Then its football team went out and saw what one looks looks like on the field.
It’s a slow and steady and incredibly frustrating climb when it comes to the Rebels trying to match and compete with San Diego State, a two-time defending Mountain West champion that is ranked 19th and might be the best Group of Five team this season.
The Aztecs were certainly good enough to soundly beat UNLV 41-10 before 19,770 at Sam Boyd Stadium, where what has been a common difference between the programs lately again proved significant in the final result.
San Diego State is just better up front on both sides, is all.
It remains a far more physical program.
It’s also 27-3 in its past 30 games.
“(San Diego State coach Rocky Long) has a program there and expectations in place,” UNLV coach Tony Sanchez said. “Those guys expect to win, and we really want to win. We need to change our expectations around here.”
There were signs the Rebels might have narrowed the gap with San Diego State in terms of toughness, but nothing shown Saturday suggests that’s the case.
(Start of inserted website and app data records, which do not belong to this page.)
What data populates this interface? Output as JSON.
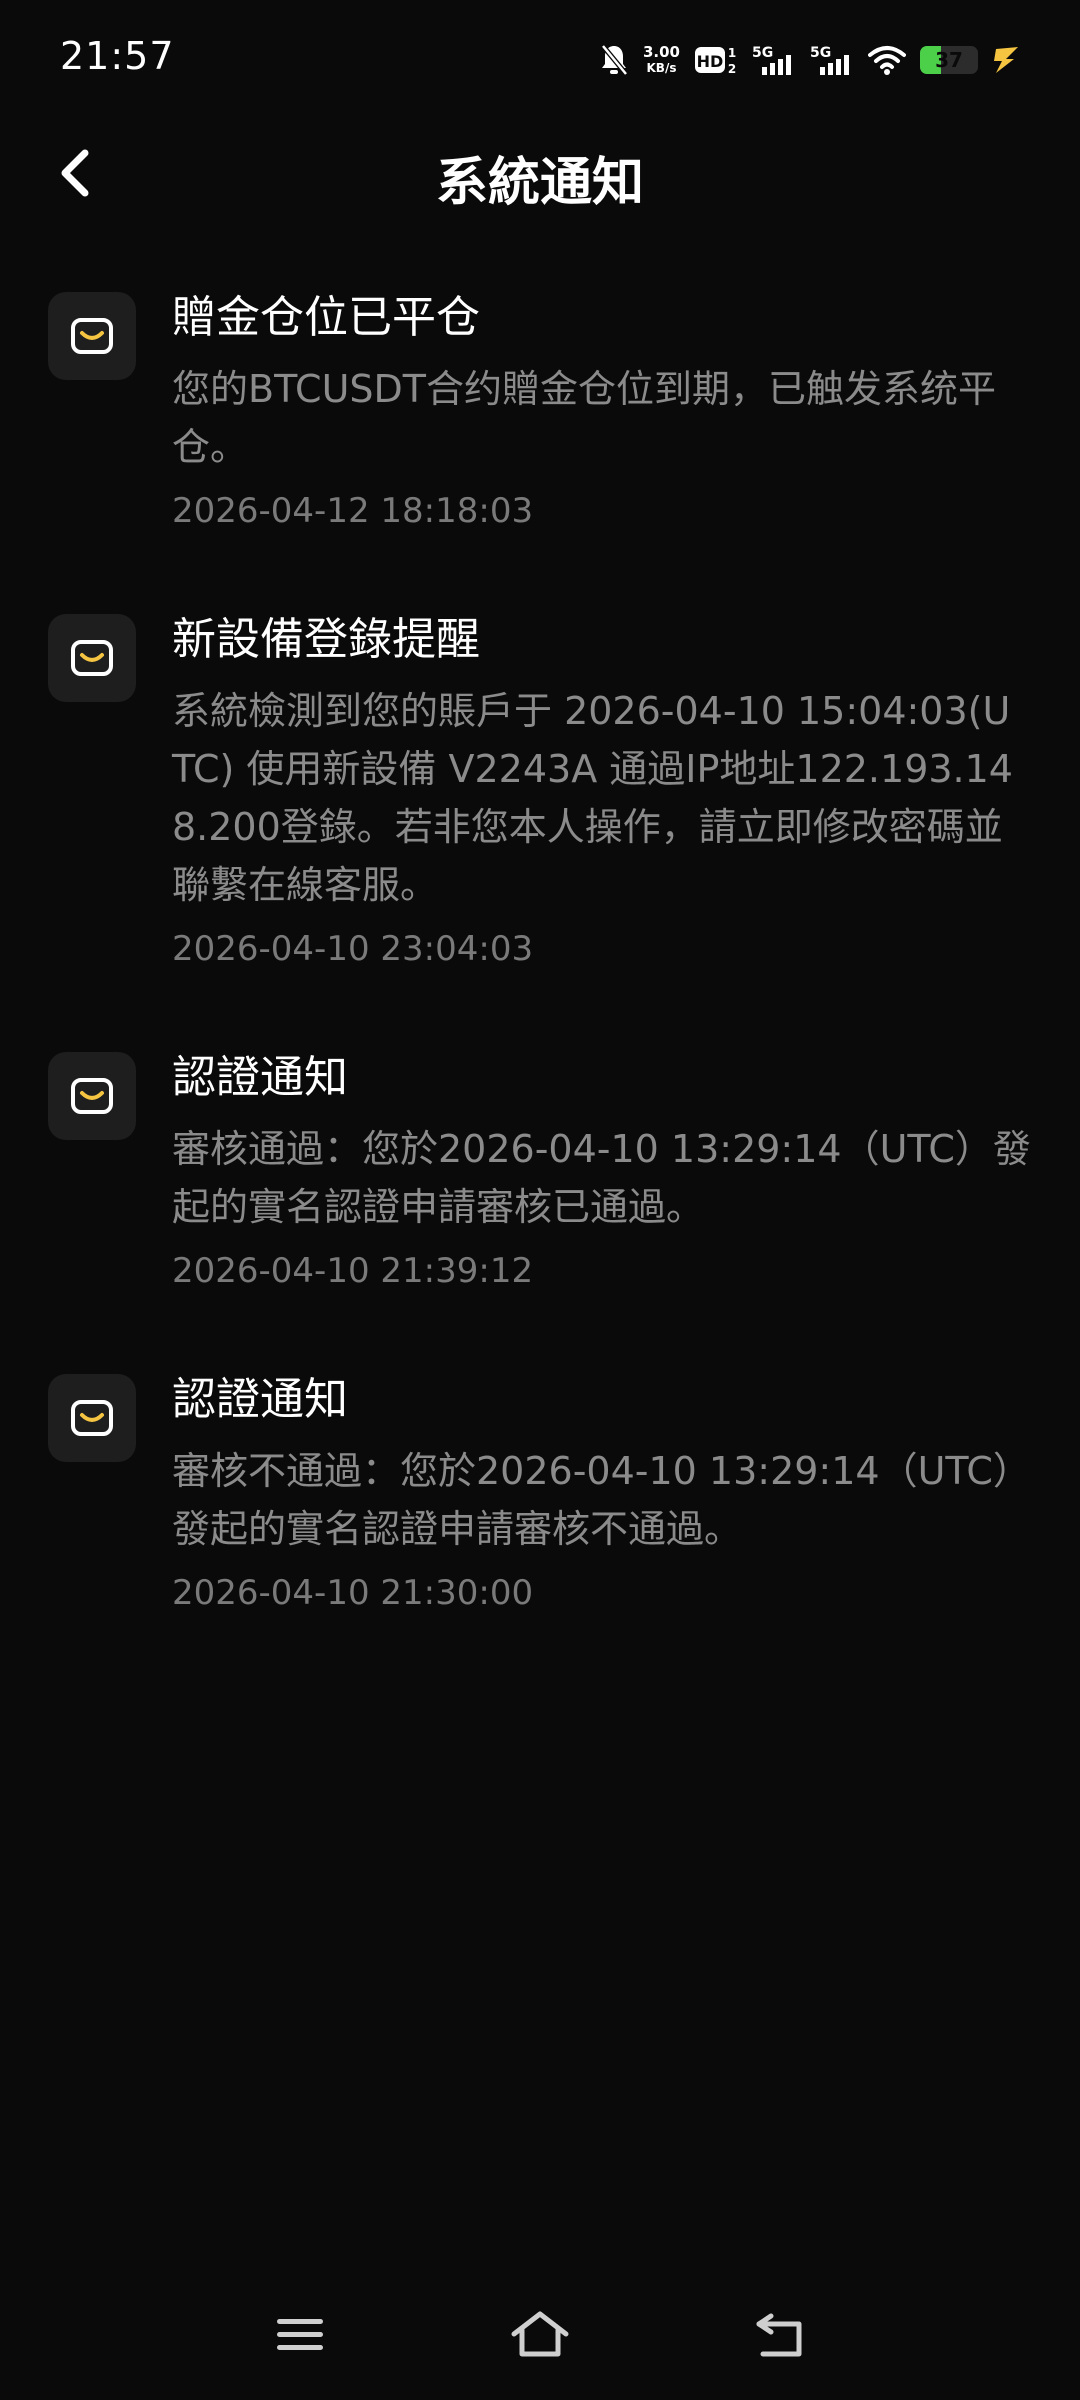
{
  "status_bar": {
    "time": "21:57",
    "net_speed_value": "3.00",
    "net_speed_unit": "KB/s",
    "battery_level": "37",
    "battery_fraction": 0.37,
    "icons": [
      "bell-off-icon",
      "hd-icon",
      "signal-5g-icon",
      "signal-5g-icon",
      "wifi-icon",
      "battery-icon",
      "charging-icon"
    ]
  },
  "header": {
    "title": "系統通知"
  },
  "notifications": [
    {
      "title": "贈金仓位已平仓",
      "content": "您的BTCUSDT合约贈金仓位到期，已触发系统平仓。",
      "time": "2026-04-12 18:18:03"
    },
    {
      "title": "新設備登錄提醒",
      "content": "系統檢測到您的賬戶于 2026-04-10 15:04:03(UTC) 使用新設備 V2243A 通過IP地址122.193.148.200登錄。若非您本人操作，請立即修改密碼並聯繫在線客服。",
      "time": "2026-04-10 23:04:03"
    },
    {
      "title": "認證通知",
      "content": "審核通過：您於2026-04-10 13:29:14（UTC）發起的實名認證申請審核已通過。",
      "time": "2026-04-10 21:39:12"
    },
    {
      "title": "認證通知",
      "content": "審核不通過：您於2026-04-10 13:29:14（UTC）發起的實名認證申請審核不通過。",
      "time": "2026-04-10 21:30:00"
    }
  ],
  "colors": {
    "background": "#0a0a0a",
    "icon_tile": "#1e1e1e",
    "accent_yellow": "#f5c542",
    "battery_green": "#4cd04a",
    "muted_text": "#8b8b8b"
  },
  "nav": [
    "menu-icon",
    "home-icon",
    "back-nav-icon"
  ]
}
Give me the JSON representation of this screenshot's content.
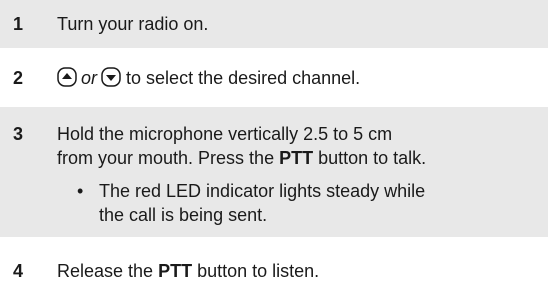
{
  "steps": [
    {
      "number": "1",
      "text": "Turn your radio on."
    },
    {
      "number": "2",
      "or_word": "or",
      "text_after": "to select the desired channel.",
      "icons": [
        "up-arrow-key-icon",
        "down-arrow-key-icon"
      ]
    },
    {
      "number": "3",
      "line1": "Hold the microphone vertically 2.5 to 5 cm",
      "line2_pre": "from your mouth. Press the ",
      "line2_bold": "PTT",
      "line2_post": " button to talk.",
      "bullet": "•",
      "bullet_line1": "The red LED indicator lights steady while",
      "bullet_line2": "the call is being sent."
    },
    {
      "number": "4",
      "pre": "Release the ",
      "bold": "PTT",
      "post": " button to listen."
    }
  ],
  "colors": {
    "shade": "#e8e8e8",
    "text": "#1a1a1a"
  }
}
As much as UNLV has offered a consistent run game the past two seasons, it still can’t stop others from doing so. It really can’t stop someone as good as San Diego State from doing so.
Heck, the Rebels couldn’t even run, and they’ve run on most everyone recently.
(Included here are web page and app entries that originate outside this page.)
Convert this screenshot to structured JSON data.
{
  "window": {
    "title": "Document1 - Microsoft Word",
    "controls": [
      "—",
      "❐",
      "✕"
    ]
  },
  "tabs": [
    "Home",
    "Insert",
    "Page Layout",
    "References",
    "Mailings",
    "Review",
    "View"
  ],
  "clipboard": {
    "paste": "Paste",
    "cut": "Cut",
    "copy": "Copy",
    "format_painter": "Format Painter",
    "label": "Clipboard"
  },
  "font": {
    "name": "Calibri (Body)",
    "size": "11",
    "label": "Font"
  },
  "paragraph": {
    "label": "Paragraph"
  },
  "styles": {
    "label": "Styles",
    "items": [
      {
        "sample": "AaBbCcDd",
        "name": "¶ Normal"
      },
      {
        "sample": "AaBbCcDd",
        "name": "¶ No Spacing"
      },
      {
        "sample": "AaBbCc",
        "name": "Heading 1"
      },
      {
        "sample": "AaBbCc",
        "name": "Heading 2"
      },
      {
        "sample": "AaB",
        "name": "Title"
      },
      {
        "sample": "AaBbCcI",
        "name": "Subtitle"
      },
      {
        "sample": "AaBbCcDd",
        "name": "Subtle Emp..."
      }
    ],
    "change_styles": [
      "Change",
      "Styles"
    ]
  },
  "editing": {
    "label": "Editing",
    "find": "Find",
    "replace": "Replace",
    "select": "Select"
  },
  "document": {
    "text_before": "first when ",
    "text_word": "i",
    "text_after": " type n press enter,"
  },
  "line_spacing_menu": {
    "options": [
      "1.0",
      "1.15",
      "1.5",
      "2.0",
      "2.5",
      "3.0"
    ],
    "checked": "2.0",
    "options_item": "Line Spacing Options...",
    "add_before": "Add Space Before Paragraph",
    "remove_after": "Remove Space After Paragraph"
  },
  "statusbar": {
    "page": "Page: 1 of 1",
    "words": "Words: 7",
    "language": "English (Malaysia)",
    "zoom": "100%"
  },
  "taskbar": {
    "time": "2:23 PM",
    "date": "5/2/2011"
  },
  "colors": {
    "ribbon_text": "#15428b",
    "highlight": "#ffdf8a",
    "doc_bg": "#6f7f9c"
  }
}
They entered averaging 305.5 yards rushing, which ranked sixth nationally.
They managed 106 on 31 carries.
Lexington Thomas had averaged 142.8 yards rushing through four games for UNLV.
He finished with 54 on 14 carries.
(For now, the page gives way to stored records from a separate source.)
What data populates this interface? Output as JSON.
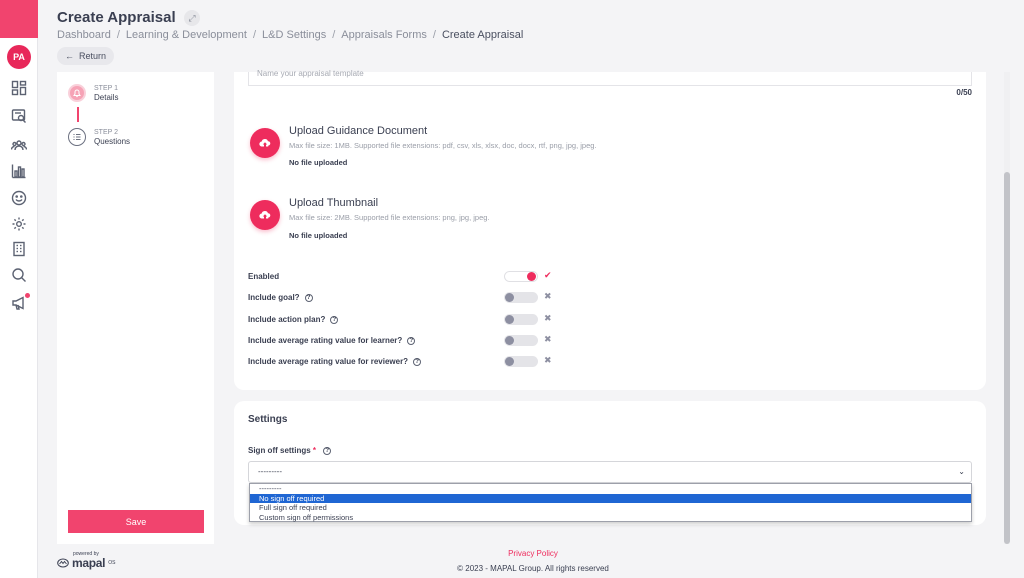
{
  "header": {
    "title": "Create Appraisal",
    "breadcrumb": [
      "Dashboard",
      "Learning & Development",
      "L&D Settings",
      "Appraisals Forms",
      "Create Appraisal"
    ],
    "return_label": "Return"
  },
  "user": {
    "initials": "PA"
  },
  "rail": {
    "icons": [
      "dashboard-icon",
      "reports-icon",
      "people-icon",
      "analytics-icon",
      "feedback-icon",
      "settings-icon",
      "building-icon",
      "search-icon",
      "announcement-icon"
    ]
  },
  "steps": [
    {
      "number": "STEP 1",
      "name": "Details",
      "active": true
    },
    {
      "number": "STEP 2",
      "name": "Questions",
      "active": false
    }
  ],
  "save_label": "Save",
  "form": {
    "name_placeholder": "Name your appraisal template",
    "name_counter": "0/50",
    "uploads": [
      {
        "title": "Upload Guidance Document",
        "hint": "Max file size: 1MB. Supported file extensions: pdf, csv, xls, xlsx, doc, docx, rtf, png, jpg, jpeg.",
        "status": "No file uploaded"
      },
      {
        "title": "Upload Thumbnail",
        "hint": "Max file size: 2MB. Supported file extensions: png, jpg, jpeg.",
        "status": "No file uploaded"
      }
    ],
    "toggles": [
      {
        "label": "Enabled",
        "help": false,
        "on": true
      },
      {
        "label": "Include goal?",
        "help": true,
        "on": false
      },
      {
        "label": "Include action plan?",
        "help": true,
        "on": false
      },
      {
        "label": "Include average rating value for learner?",
        "help": true,
        "on": false
      },
      {
        "label": "Include average rating value for reviewer?",
        "help": true,
        "on": false
      }
    ]
  },
  "settings": {
    "title": "Settings",
    "signoff_label": "Sign off settings",
    "required_mark": "*",
    "selected_value": "---------",
    "options": [
      "---------",
      "No sign off required",
      "Full sign off required",
      "Custom sign off permissions"
    ],
    "highlighted_index": 1
  },
  "footer": {
    "powered_by": "powered by",
    "logo": "mapal",
    "logo_sup": "OS",
    "privacy": "Privacy Policy",
    "copyright": "© 2023 - MAPAL Group. All rights reserved"
  },
  "colors": {
    "accent": "#ee2c5d",
    "highlight": "#1f66d3"
  }
}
You’re not going to beat Mountain West bottom feeders with that output on the ground, never mind its best team.
They seem to have more of a surplus of linemen and running backs in San Diego nowadays than they do surf and sand, or perhaps the Aztecs are just better at recruiting those positions than everyone else in the conference.
Whatever the reason, the Aztecs lost four starting offensive linemen and the all-time leading rusher in NCAA history off last year’s 11-win team and still line up and methodically grind away opponents.
Rashaad Penny is the country’s second-leading rusher and only added to that standing with 170 yards on 27 carries, his team totaling 302 on 46 rushes.
More than any other Aztec, it was the senior Penny this past week taking the lead on sending thoughts and prayers to Las Vegas in the wake of tragedy.
“I’m sorry for the city,” Penny told ESPN2 after Saturday’s game while wearing VEGAS STRONG eye black. “It hurts what they’re going through. They came out and played an emotional game. I felt the emotions every play. We’re so sorry for what happened and send our blessings out to them.”
The game just had a strange vibe to it, which was expected given what the city has endured. It became pretty apparent early on that San Diego State was again much better, but it was going to take something profoundly unique for many to totally focus on football following the opening ceremony.
What has been an emotionally draining week across Nevada was again brought to life by the presence of first responders, of police and fire and medical staff, of survivors, of a 100-yard American flag unfurled for the national anthem.
Of wonderful renditions of “God Bless America” and “The Star-Spangled Banner.”
Of a halftime show highlighted by the song “Proud to be an American.”
“A lot of people are dealing with a lot of stuff right now, but you still have to be mature and go play a football game,” Sanchez said. “Obviously, San Diego State is a good team, but we had plenty of opportunities. We were flat in the second half. I didn’t see much emotion or energy.
“Keep working, keep recruiting, keep playing them. They were just tougher and more physical than we were on both sides of the ball. It just shows we have a lot of work to do.”
It just shows nothing has changed between the program that expects to win and the one that really wants to.
Contact columnist Ed Graney at firstname.lastname@example.org or 702-383-4618. He can be heard on “The Press Box,” ESPN Radio 100.9 FM and 1100 AM, from 11 a.m. to 2 p.m. Monday through Friday. Follow @edgraney on Twitter.